Corporate income tax has changed a great deal, and sales tax filing has become more complicated in certain states. Here are eight ways business taxes have changed in 2020, including the provisions of the CARES Act and some motions that were already in progress before the crisis began.

The Paycheck Protection Program (PPP)

The Paycheck Protection Program, part of the CARES Act, is intended to get American workers back on the job in the wake of the coronavirus pandemic. The program provides significant loans for companies that demonstrate that they are rehiring workers or putting money into their businesses.

The proceeds of a PPP loan are tax-free if the loan is forgiven up to set limits. Sole proprietors will also be pleased to hear that Economic Impact Payments are not subject to federal income tax and do not need to be reported.

Deferred Taxes
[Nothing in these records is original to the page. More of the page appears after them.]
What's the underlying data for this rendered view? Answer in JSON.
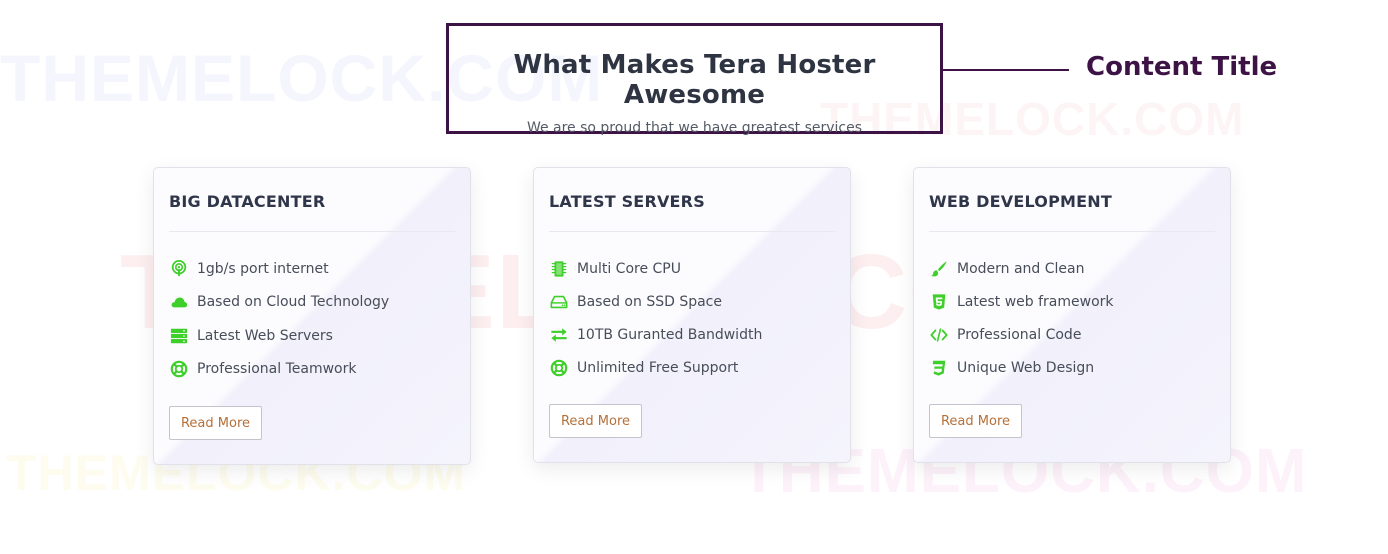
{
  "watermarks": [
    "THEMELOCK.COM",
    "THEMELOCK.COM",
    "THEMELOCK.COM",
    "THEMELOCK.COM",
    "THEMELOCK.COM"
  ],
  "header": {
    "title": "What Makes Tera Hoster Awesome",
    "subtitle": "We are so proud that we have greatest services"
  },
  "annotation": {
    "label": "Content Title"
  },
  "colors": {
    "accent_green": "#3fcf2a",
    "annotation_purple": "#3d1245",
    "button_text": "#b5703a",
    "title_text": "#2e3441"
  },
  "cards": [
    {
      "title": "BIG DATACENTER",
      "features": [
        {
          "icon": "podcast-icon",
          "text": "1gb/s port internet"
        },
        {
          "icon": "cloud-icon",
          "text": "Based on Cloud Technology"
        },
        {
          "icon": "server-icon",
          "text": "Latest Web Servers"
        },
        {
          "icon": "life-ring-icon",
          "text": "Professional Teamwork"
        }
      ],
      "button": "Read More"
    },
    {
      "title": "LATEST SERVERS",
      "features": [
        {
          "icon": "microchip-icon",
          "text": "Multi Core CPU"
        },
        {
          "icon": "hdd-icon",
          "text": "Based on SSD Space"
        },
        {
          "icon": "exchange-icon",
          "text": "10TB Guranted Bandwidth"
        },
        {
          "icon": "life-ring-icon",
          "text": "Unlimited Free Support"
        }
      ],
      "button": "Read More"
    },
    {
      "title": "WEB DEVELOPMENT",
      "features": [
        {
          "icon": "paint-brush-icon",
          "text": "Modern and Clean"
        },
        {
          "icon": "html5-icon",
          "text": "Latest web framework"
        },
        {
          "icon": "code-icon",
          "text": "Professional Code"
        },
        {
          "icon": "css3-icon",
          "text": "Unique Web Design"
        }
      ],
      "button": "Read More"
    }
  ]
}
The usual schedule for remitting employment taxes has changed thanks to the CARES Act. Businesses are able to elect to defer the employer share of Social Security beginning on March 27, 2020, and continuing through the end of the year. If the election is made, 50 percent of the deferred amount must be made by the end of 2021. The remaining 50 percent must be paid by the end of 2022. If a business has received a PPP loan, they must stop deferring these taxes as soon as the loan is forgiven.
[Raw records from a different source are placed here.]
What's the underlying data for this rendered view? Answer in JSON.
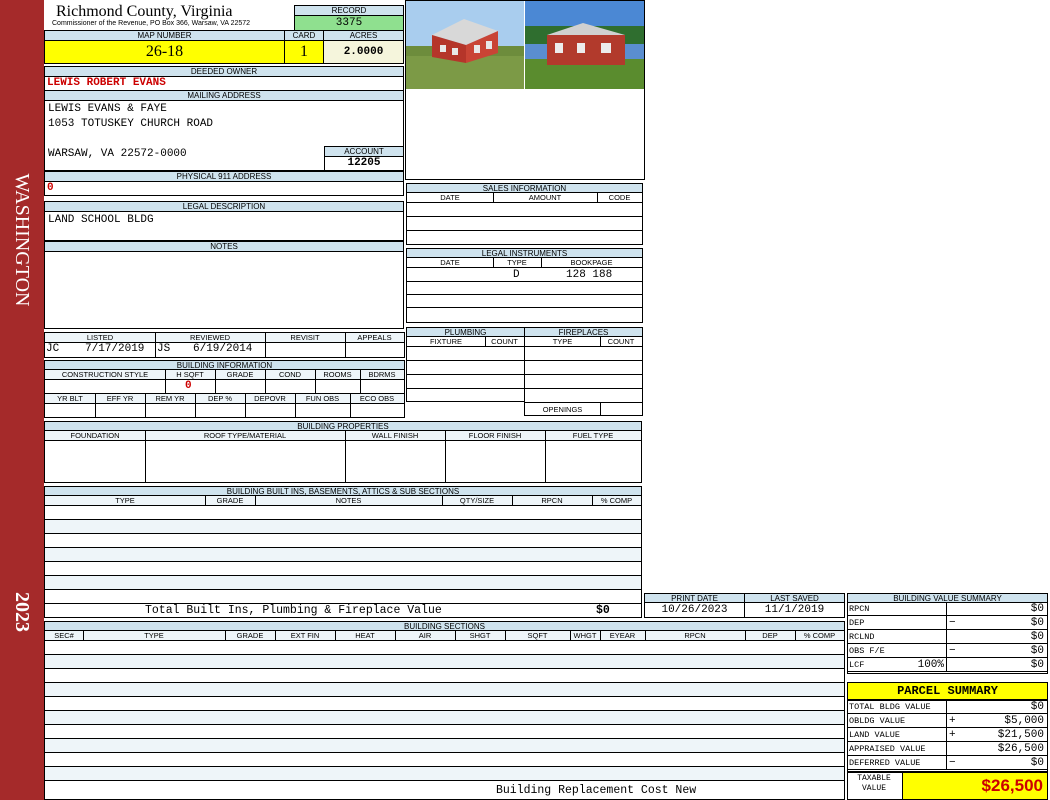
{
  "sidebar": {
    "district": "WASHINGTON",
    "year": "2023",
    "color": "#a52a2a"
  },
  "header": {
    "county": "Richmond County, Virginia",
    "commissioner": "Commissioner of the Revenue, PO Box 366, Warsaw, VA 22572",
    "record_label": "RECORD",
    "record": "3375",
    "map_number_label": "MAP NUMBER",
    "map_number": "26-18",
    "card_label": "CARD",
    "card": "1",
    "acres_label": "ACRES",
    "acres": "2.0000"
  },
  "owner": {
    "deeded_owner_label": "DEEDED OWNER",
    "deeded_owner": "LEWIS ROBERT EVANS",
    "mailing_label": "MAILING ADDRESS",
    "mail_line1": "LEWIS EVANS & FAYE",
    "mail_line2": "1053 TOTUSKEY CHURCH ROAD",
    "mail_line3": "WARSAW, VA 22572-0000",
    "account_label": "ACCOUNT",
    "account": "12205",
    "physical_label": "PHYSICAL 911 ADDRESS",
    "physical": "0",
    "legal_label": "LEGAL DESCRIPTION",
    "legal": "LAND SCHOOL BLDG",
    "notes_label": "NOTES"
  },
  "review": {
    "listed_label": "LISTED",
    "reviewed_label": "REVIEWED",
    "revisit_label": "REVISIT",
    "appeals_label": "APPEALS",
    "listed_by": "JC",
    "listed_date": "7/17/2019",
    "reviewed_by": "JS",
    "reviewed_date": "6/19/2014"
  },
  "building_info": {
    "title": "BUILDING INFORMATION",
    "cols1": [
      "CONSTRUCTION STYLE",
      "H SQFT",
      "GRADE",
      "COND",
      "ROOMS",
      "BDRMS"
    ],
    "hsqft": "0",
    "cols2": [
      "YR BLT",
      "EFF YR",
      "REM YR",
      "DEP %",
      "DEPOVR",
      "FUN OBS",
      "ECO OBS"
    ]
  },
  "sales": {
    "title": "SALES INFORMATION",
    "cols": [
      "DATE",
      "AMOUNT",
      "CODE"
    ]
  },
  "legal_instruments": {
    "title": "LEGAL INSTRUMENTS",
    "cols": [
      "DATE",
      "TYPE",
      "BOOKPAGE"
    ],
    "type": "D",
    "bookpage": "128 188"
  },
  "plumbing": {
    "title": "PLUMBING",
    "cols": [
      "FIXTURE",
      "COUNT"
    ]
  },
  "fireplaces": {
    "title": "FIREPLACES",
    "cols": [
      "TYPE",
      "COUNT"
    ],
    "openings_label": "OPENINGS"
  },
  "properties": {
    "title": "BUILDING PROPERTIES",
    "cols": [
      "FOUNDATION",
      "ROOF TYPE/MATERIAL",
      "WALL FINISH",
      "FLOOR FINISH",
      "FUEL TYPE"
    ]
  },
  "builtins": {
    "title": "BUILDING BUILT INS, BASEMENTS, ATTICS & SUB SECTIONS",
    "cols": [
      "TYPE",
      "GRADE",
      "NOTES",
      "QTY/SIZE",
      "RPCN",
      "% COMP"
    ],
    "total_label": "Total Built Ins, Plumbing & Fireplace Value",
    "total_value": "$0"
  },
  "dates": {
    "print_label": "PRINT DATE",
    "print_date": "10/26/2023",
    "saved_label": "LAST SAVED",
    "saved_date": "11/1/2019"
  },
  "sections": {
    "title": "BUILDING SECTIONS",
    "cols": [
      "SEC#",
      "TYPE",
      "GRADE",
      "EXT FIN",
      "HEAT",
      "AIR",
      "SHGT",
      "SQFT",
      "WHGT",
      "EYEAR",
      "RPCN",
      "DEP",
      "% COMP"
    ],
    "footer": "Building Replacement Cost New"
  },
  "bvs": {
    "title": "BUILDING VALUE SUMMARY",
    "rows": [
      {
        "label": "RPCN",
        "sign": "",
        "value": "$0"
      },
      {
        "label": "DEP",
        "sign": "−",
        "value": "$0"
      },
      {
        "label": "RCLND",
        "sign": "",
        "value": "$0"
      },
      {
        "label": "OBS F/E",
        "sign": "−",
        "value": "$0"
      },
      {
        "label": "LCF",
        "sign": "100%",
        "value": "$0"
      }
    ]
  },
  "parcel": {
    "title": "PARCEL SUMMARY",
    "rows": [
      {
        "label": "TOTAL BLDG VALUE",
        "sign": "",
        "value": "$0"
      },
      {
        "label": "OBLDG VALUE",
        "sign": "+",
        "value": "$5,000"
      },
      {
        "label": "LAND VALUE",
        "sign": "+",
        "value": "$21,500"
      },
      {
        "label": "APPRAISED VALUE",
        "sign": "",
        "value": "$26,500"
      },
      {
        "label": "DEFERRED VALUE",
        "sign": "−",
        "value": "$0"
      }
    ],
    "taxable_label": "TAXABLE VALUE",
    "taxable_value": "$26,500"
  }
}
Carrying Back Losses

The CARES Act also permits corporate and individual taxpayers to carry back losses from the tax years 2018-2020 for five years. This is a generous provision because it allows corporations to amend their returns and reduce their taxable profits for pre-2018 tax years. The 2018 drop in the corporate income tax from 35 percent to 21 percent makes this a winning proposition.

Deductions for Pass-Throughs
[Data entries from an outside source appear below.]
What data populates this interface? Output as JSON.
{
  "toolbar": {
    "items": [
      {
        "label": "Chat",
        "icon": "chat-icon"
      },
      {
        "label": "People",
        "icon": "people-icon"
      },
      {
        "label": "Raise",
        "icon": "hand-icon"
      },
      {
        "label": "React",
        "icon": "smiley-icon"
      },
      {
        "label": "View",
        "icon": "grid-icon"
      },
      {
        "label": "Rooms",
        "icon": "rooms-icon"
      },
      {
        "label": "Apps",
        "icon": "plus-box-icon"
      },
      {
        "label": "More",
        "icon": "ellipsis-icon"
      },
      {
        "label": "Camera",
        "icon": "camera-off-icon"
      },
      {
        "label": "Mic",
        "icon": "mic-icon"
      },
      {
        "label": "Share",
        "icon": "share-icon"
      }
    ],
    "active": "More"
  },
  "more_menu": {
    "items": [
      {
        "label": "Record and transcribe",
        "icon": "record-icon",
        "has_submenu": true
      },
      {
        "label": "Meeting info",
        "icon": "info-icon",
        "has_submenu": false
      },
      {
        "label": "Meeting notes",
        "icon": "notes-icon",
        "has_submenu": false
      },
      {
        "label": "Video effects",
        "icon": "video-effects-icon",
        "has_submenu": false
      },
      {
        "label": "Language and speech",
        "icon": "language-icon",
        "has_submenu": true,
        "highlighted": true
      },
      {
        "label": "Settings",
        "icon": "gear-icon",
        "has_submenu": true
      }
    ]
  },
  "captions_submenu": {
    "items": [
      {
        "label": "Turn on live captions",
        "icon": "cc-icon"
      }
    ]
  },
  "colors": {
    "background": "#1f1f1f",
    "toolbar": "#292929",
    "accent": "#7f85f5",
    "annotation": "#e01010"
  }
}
The biggest change to tax law for 2020 that predated the CARES Act is a deduction for corporate and pass-through entities. A pass-through business is a small business that is structured as an S-corp, limited liability company or LLC, partnership, or sole proprietorship.

Pass-throughs comprise 95 percent of today’s American businesses. The new law entails a 20 percent tax deduction for these companies. However, service-based businesses like law and accounting firms over the income threshold of $315,000 cannot take advantage of this deduction.

Bonus Depreciation

Another advantageous tax change for American businesses concerns bonus depreciation. Today, the first-year bonus depreciation deduction is 100 percent. This means that businesses making purchases can deduct 100 percent of the purchase price from their taxes rather than dividing the depreciation cost over time. This will encourage businesses to spend money and stimulate the economy.

Net Operating Loss

Net operating losses are no longer carried back for two years as they have been in the past. Now, they can be applied infinitely going forward. Net operating losses occur when a business’s taxable income is less than its tax deductions. This comprises a tax relief potential for businesses, where owners can apply a net operating loss to future tax payments. This provision can be applied to 80 percent of taxable income.

Deductions for State Taxes

Businesses should be aware that only $10,000 can be deducted for state and local taxes in 2020. The other generous provisions of 2020 tax law may put businesses in the black, but it is worth noting that businesses cannot deduct as much of their state tax liability as they had in the past.

Sales Tax Changes for 2020

Sales tax filing remains complicated in most states. 25 states have made changes to their sales tax laws in 2020. For example, state tax rates in Alaska have remained at zero percent, but the local tax rates are now as high as 7.5 percent. In New Mexico, local sales tax rates vary greatly by county and district. They are topping 8 percent in many locations.

Keeping Abreast of Tax Changes

When companies are getting ready to file their taxes or engaging in future planning, they need to have a grasp on how changing tax laws can work in their favor. Having a dedicated tax consultant as well as a sales tax consultant can be a huge advantage for these businesses. Without expert help, it is possible that businesses could overpay their taxes, or in a worst-case scenario, find themselves in legal trouble for underpaying.